►
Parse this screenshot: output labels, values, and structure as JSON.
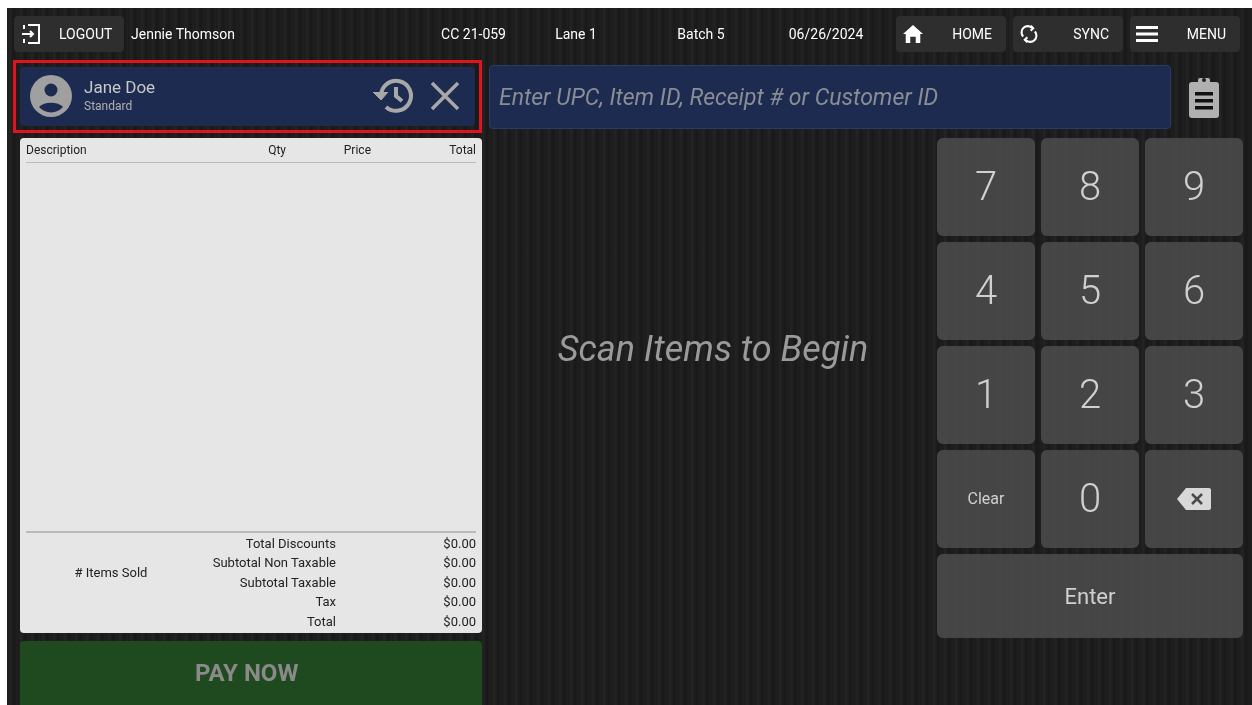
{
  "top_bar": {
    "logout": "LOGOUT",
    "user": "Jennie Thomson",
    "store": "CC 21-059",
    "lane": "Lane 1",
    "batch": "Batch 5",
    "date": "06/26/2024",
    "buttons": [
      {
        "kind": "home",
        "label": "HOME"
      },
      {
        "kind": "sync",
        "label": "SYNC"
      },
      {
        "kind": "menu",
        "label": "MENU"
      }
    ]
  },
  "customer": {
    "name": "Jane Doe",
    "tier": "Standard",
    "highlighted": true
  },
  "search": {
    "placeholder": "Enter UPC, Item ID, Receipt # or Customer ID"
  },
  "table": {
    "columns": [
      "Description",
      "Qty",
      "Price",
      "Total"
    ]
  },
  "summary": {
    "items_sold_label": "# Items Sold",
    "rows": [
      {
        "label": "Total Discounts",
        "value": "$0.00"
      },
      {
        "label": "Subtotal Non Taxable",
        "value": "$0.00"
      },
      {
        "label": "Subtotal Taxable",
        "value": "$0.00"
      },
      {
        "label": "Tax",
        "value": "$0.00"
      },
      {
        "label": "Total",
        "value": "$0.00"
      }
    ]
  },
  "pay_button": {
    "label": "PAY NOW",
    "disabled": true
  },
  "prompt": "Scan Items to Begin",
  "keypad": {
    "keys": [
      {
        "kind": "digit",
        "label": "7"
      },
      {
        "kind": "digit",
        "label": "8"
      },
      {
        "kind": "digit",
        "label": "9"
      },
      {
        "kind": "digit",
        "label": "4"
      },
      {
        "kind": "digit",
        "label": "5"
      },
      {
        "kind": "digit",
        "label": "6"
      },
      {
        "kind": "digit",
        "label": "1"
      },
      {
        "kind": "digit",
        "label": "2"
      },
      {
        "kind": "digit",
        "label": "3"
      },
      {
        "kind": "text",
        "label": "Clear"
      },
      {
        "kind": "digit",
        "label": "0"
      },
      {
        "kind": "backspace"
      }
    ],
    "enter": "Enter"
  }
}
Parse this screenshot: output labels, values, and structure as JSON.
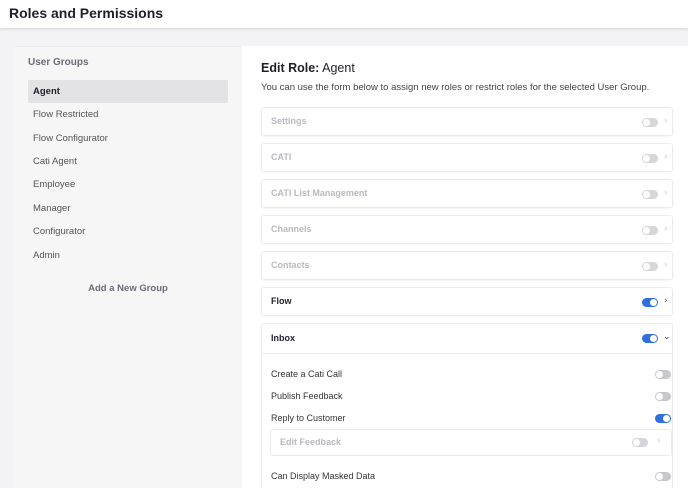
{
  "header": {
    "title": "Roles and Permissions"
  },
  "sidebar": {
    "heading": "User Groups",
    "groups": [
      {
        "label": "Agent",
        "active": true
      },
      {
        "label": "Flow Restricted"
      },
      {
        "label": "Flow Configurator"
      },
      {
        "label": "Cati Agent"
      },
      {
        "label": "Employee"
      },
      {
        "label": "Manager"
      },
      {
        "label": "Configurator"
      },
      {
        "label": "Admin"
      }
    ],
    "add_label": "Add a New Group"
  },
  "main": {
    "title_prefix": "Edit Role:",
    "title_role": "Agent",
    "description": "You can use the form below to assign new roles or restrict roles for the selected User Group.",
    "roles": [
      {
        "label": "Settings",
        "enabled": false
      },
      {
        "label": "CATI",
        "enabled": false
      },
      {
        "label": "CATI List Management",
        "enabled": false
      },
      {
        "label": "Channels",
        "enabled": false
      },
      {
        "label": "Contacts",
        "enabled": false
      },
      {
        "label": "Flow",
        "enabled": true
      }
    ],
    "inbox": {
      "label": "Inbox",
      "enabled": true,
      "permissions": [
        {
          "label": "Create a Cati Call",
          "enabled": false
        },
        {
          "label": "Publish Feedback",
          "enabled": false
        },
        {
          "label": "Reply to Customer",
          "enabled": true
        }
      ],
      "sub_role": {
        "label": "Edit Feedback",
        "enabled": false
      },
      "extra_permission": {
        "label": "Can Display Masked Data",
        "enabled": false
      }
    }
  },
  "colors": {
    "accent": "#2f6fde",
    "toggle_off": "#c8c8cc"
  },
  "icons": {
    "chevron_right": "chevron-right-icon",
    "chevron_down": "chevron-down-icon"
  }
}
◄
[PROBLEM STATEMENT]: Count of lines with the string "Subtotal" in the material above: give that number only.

[RESULT OF THE TASK]: 2